> **Exercise goal**
Copy every entry below exactly as it appears, leaving out the images.

---

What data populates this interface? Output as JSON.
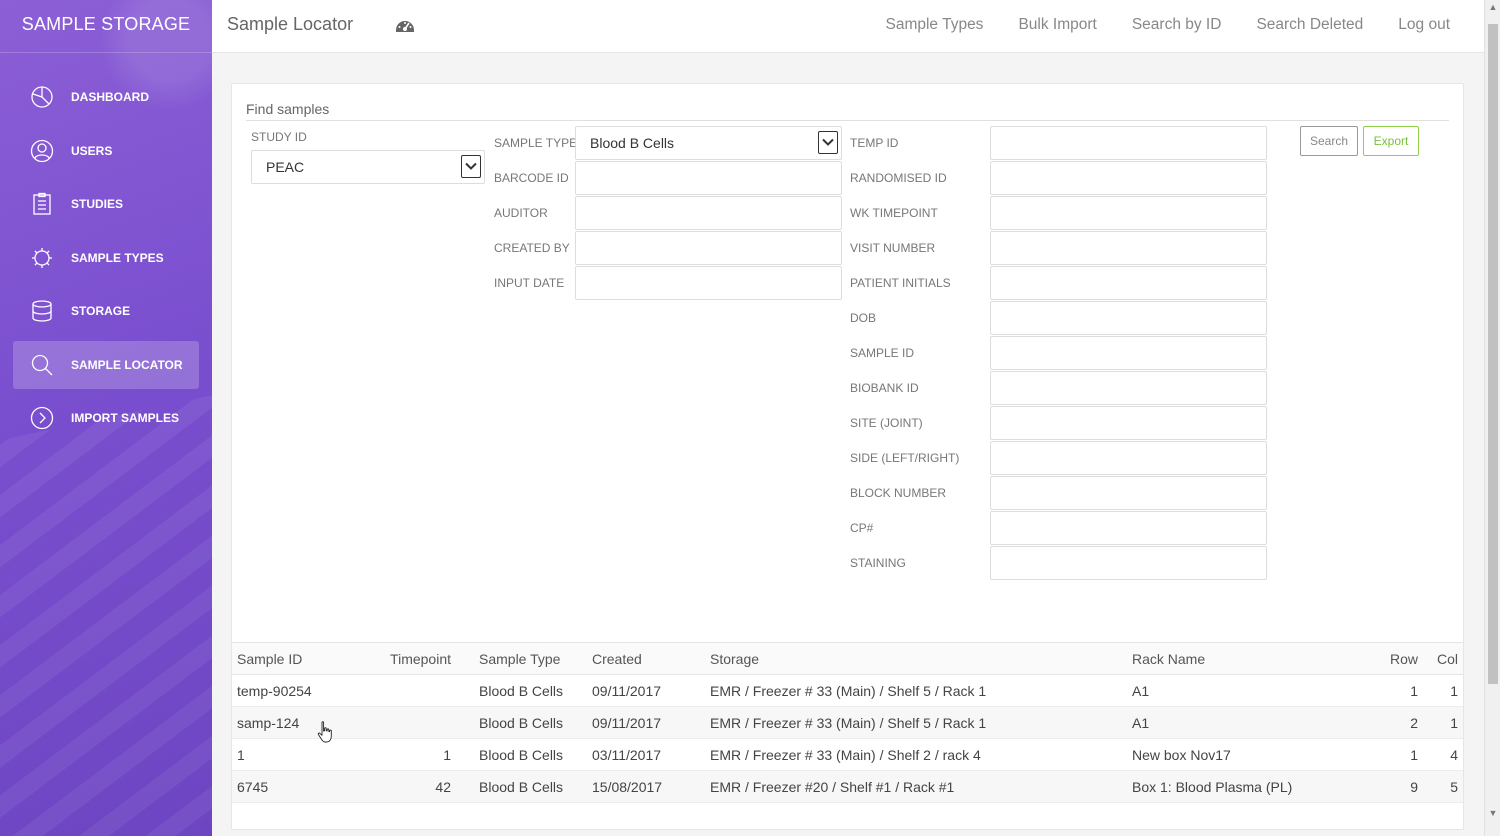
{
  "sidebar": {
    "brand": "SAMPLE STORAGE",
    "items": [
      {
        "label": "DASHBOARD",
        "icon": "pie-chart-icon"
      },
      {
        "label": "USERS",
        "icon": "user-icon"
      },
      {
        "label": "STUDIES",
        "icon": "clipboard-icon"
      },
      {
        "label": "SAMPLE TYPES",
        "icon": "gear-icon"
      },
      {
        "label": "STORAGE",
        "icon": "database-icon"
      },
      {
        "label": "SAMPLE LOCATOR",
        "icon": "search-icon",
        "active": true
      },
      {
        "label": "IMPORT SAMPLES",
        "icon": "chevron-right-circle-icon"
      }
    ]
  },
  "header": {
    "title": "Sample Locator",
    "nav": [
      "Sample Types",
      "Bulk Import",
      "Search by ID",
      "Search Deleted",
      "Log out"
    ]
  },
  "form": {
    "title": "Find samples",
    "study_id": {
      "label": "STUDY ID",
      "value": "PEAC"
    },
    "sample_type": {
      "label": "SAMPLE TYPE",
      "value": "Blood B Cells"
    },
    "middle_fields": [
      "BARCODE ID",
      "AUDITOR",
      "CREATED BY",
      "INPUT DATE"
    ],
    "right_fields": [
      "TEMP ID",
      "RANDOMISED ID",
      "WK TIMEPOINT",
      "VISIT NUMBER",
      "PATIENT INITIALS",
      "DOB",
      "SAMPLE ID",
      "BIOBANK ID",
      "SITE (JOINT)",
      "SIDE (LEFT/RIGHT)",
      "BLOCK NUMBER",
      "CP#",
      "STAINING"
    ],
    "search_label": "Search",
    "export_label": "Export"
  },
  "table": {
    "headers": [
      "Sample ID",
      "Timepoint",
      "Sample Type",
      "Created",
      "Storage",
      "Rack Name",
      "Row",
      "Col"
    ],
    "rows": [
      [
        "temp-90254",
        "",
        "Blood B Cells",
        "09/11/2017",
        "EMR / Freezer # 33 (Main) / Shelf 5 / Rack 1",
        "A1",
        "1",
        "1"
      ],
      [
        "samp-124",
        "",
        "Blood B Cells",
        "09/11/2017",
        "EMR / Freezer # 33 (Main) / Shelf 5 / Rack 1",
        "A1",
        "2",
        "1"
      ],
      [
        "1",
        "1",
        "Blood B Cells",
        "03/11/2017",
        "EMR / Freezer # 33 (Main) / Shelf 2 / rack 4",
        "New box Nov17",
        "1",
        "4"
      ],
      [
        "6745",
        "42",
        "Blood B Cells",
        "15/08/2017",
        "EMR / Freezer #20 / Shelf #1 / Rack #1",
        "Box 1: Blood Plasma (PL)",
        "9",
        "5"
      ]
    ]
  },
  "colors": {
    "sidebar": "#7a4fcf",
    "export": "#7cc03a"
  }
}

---

> **Task result**
What data populates this interface? Output as JSON.
{
  "sidebar": {
    "brand": "SAMPLE STORAGE",
    "items": [
      {
        "label": "DASHBOARD",
        "icon": "pie-chart-icon"
      },
      {
        "label": "USERS",
        "icon": "user-icon"
      },
      {
        "label": "STUDIES",
        "icon": "clipboard-icon"
      },
      {
        "label": "SAMPLE TYPES",
        "icon": "gear-icon"
      },
      {
        "label": "STORAGE",
        "icon": "database-icon"
      },
      {
        "label": "SAMPLE LOCATOR",
        "icon": "search-icon",
        "active": true
      },
      {
        "label": "IMPORT SAMPLES",
        "icon": "chevron-right-circle-icon"
      }
    ]
  },
  "header": {
    "title": "Sample Locator",
    "nav": [
      "Sample Types",
      "Bulk Import",
      "Search by ID",
      "Search Deleted",
      "Log out"
    ]
  },
  "form": {
    "title": "Find samples",
    "study_id": {
      "label": "STUDY ID",
      "value": "PEAC"
    },
    "sample_type": {
      "label": "SAMPLE TYPE",
      "value": "Blood B Cells"
    },
    "middle_fields": [
      "BARCODE ID",
      "AUDITOR",
      "CREATED BY",
      "INPUT DATE"
    ],
    "right_fields": [
      "TEMP ID",
      "RANDOMISED ID",
      "WK TIMEPOINT",
      "VISIT NUMBER",
      "PATIENT INITIALS",
      "DOB",
      "SAMPLE ID",
      "BIOBANK ID",
      "SITE (JOINT)",
      "SIDE (LEFT/RIGHT)",
      "BLOCK NUMBER",
      "CP#",
      "STAINING"
    ],
    "search_label": "Search",
    "export_label": "Export"
  },
  "table": {
    "headers": [
      "Sample ID",
      "Timepoint",
      "Sample Type",
      "Created",
      "Storage",
      "Rack Name",
      "Row",
      "Col"
    ],
    "rows": [
      [
        "temp-90254",
        "",
        "Blood B Cells",
        "09/11/2017",
        "EMR / Freezer # 33 (Main) / Shelf 5 / Rack 1",
        "A1",
        "1",
        "1"
      ],
      [
        "samp-124",
        "",
        "Blood B Cells",
        "09/11/2017",
        "EMR / Freezer # 33 (Main) / Shelf 5 / Rack 1",
        "A1",
        "2",
        "1"
      ],
      [
        "1",
        "1",
        "Blood B Cells",
        "03/11/2017",
        "EMR / Freezer # 33 (Main) / Shelf 2 / rack 4",
        "New box Nov17",
        "1",
        "4"
      ],
      [
        "6745",
        "42",
        "Blood B Cells",
        "15/08/2017",
        "EMR / Freezer #20 / Shelf #1 / Rack #1",
        "Box 1: Blood Plasma (PL)",
        "9",
        "5"
      ]
    ]
  },
  "colors": {
    "sidebar": "#7a4fcf",
    "export": "#7cc03a"
  }
}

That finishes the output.